Sanofi has revised the dosing scheme in its phase 3 assessment of RNAi drug fitusiran to reduce the risk of vascular thrombotic events in hemophilia patients. The revised scheme is intended to prevent the low levels of clot inhibitor antithrombin (AT) associated with vascular thrombotic events.
Fitusiran is designed to treat hemophilia A and B by depleting AT. However, an analysis of the adverse events that led Sanofi to pause dosing last year has revealed potential downsides to depleting AT.
In a presentation at the Annual Congress of the European Association for Haemophilia and Allied Disorders, Sanofi discussed three study participants with AT levels below 10% who suffered vascular thrombotic events. The events were categorized as a cerebrovascular accident, a cerebral infarct and a spinal vascular disorder. Sanofi also discussed two events in patients with AT levels of 10% to 20%.
Through the analysis, Sanofi calculated the incident rate of vascular thrombotic events per 100 patient years at different AT categories, The highest rate, 5.91, was seen in patients with AT levels below 10%. Between 10% and 20%, the incident rate is 1.49. Above 20%, the incident rate is zero.
Based on those findings, Sanofi has identified the targeting of higher AT levels as a way to reduce the risk of vascular thrombotic events.

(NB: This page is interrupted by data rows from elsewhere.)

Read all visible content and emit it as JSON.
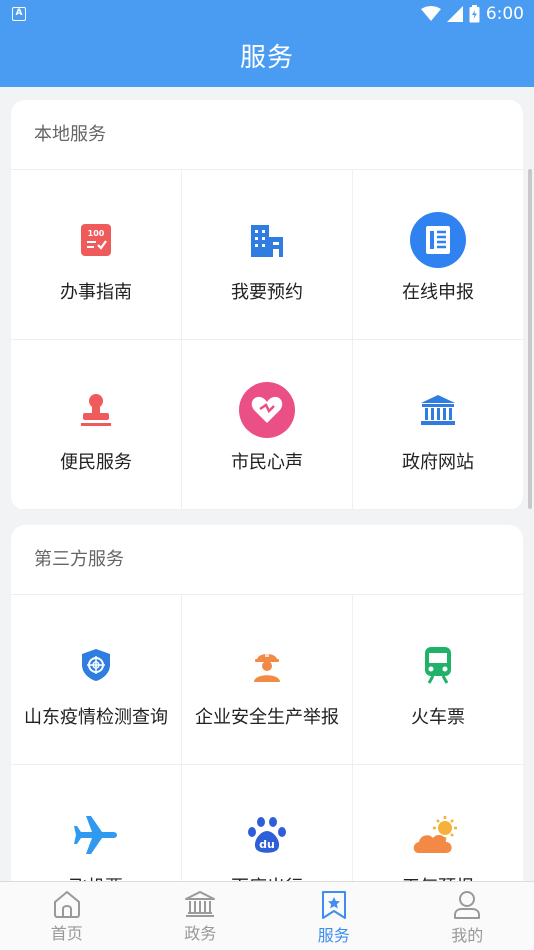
{
  "status_bar": {
    "left_badge": "A",
    "time": "6:00",
    "icons": [
      "wifi-icon",
      "signal-icon",
      "battery-icon"
    ]
  },
  "header": {
    "title": "服务"
  },
  "sections": [
    {
      "title": "本地服务",
      "items": [
        {
          "label": "办事指南",
          "icon": "guide-doc-icon"
        },
        {
          "label": "我要预约",
          "icon": "building-icon"
        },
        {
          "label": "在线申报",
          "icon": "online-report-icon"
        },
        {
          "label": "便民服务",
          "icon": "stamp-icon"
        },
        {
          "label": "市民心声",
          "icon": "heart-icon"
        },
        {
          "label": "政府网站",
          "icon": "government-building-icon"
        }
      ]
    },
    {
      "title": "第三方服务",
      "items": [
        {
          "label": "山东疫情检测查询",
          "icon": "shield-icon"
        },
        {
          "label": "企业安全生产举报",
          "icon": "worker-helmet-icon"
        },
        {
          "label": "火车票",
          "icon": "train-icon"
        },
        {
          "label": "飞机票",
          "icon": "airplane-icon"
        },
        {
          "label": "百度出行",
          "icon": "baidu-paw-icon"
        },
        {
          "label": "天气预报",
          "icon": "weather-icon"
        }
      ]
    }
  ],
  "tab_bar": {
    "active": "服务",
    "tabs": [
      {
        "label": "首页",
        "icon": "home-icon"
      },
      {
        "label": "政务",
        "icon": "bank-icon"
      },
      {
        "label": "服务",
        "icon": "bookmark-star-icon"
      },
      {
        "label": "我的",
        "icon": "user-icon"
      }
    ]
  },
  "colors": {
    "primary": "#4a9cf3",
    "tab_active": "#3d8ef0",
    "tab_inactive": "#999999",
    "red": "#ef5a5a",
    "blue": "#2f82ef",
    "green": "#21b26a",
    "orange": "#f28a45"
  }
}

Under the revised protocol, Sanofi will target AT levels of 15% to 35%. Experience with the dosing of fitusiran so far suggests fitusiran hitting that range could reduce the risk of vascular thrombotic events.
The effect, if any, of the change on the efficacy of fitusiran is unclear. Fitusiran is designed to improve outcomes in hemophilia A and B patients by suppressing antithrombin and, in doing so, improving thrombin generation and rebalancing hemostasis. In limiting the effect of fitusiran on antithrombin, Sanofi may also reduce the efficacy of the intervention.
Sanofi is working to generate data to show whether the risk-benefit profile of fitusiran is favorable under the revised dosing schedule. Under the new protocol, patients will initially receive 50 mg of fitusiran subcutaneously every other month. Based on their AT levels, patients may go on to switch to 50 mg every month and ultimately to 80 mg every month.
Dosing under the revised schedule is now underway. The change has set back Sanofi’s filing plans, though. Last year, Sanofi said a delay of 18 months will be needed to give it time to collect safety and efficacy data under the amended protocol.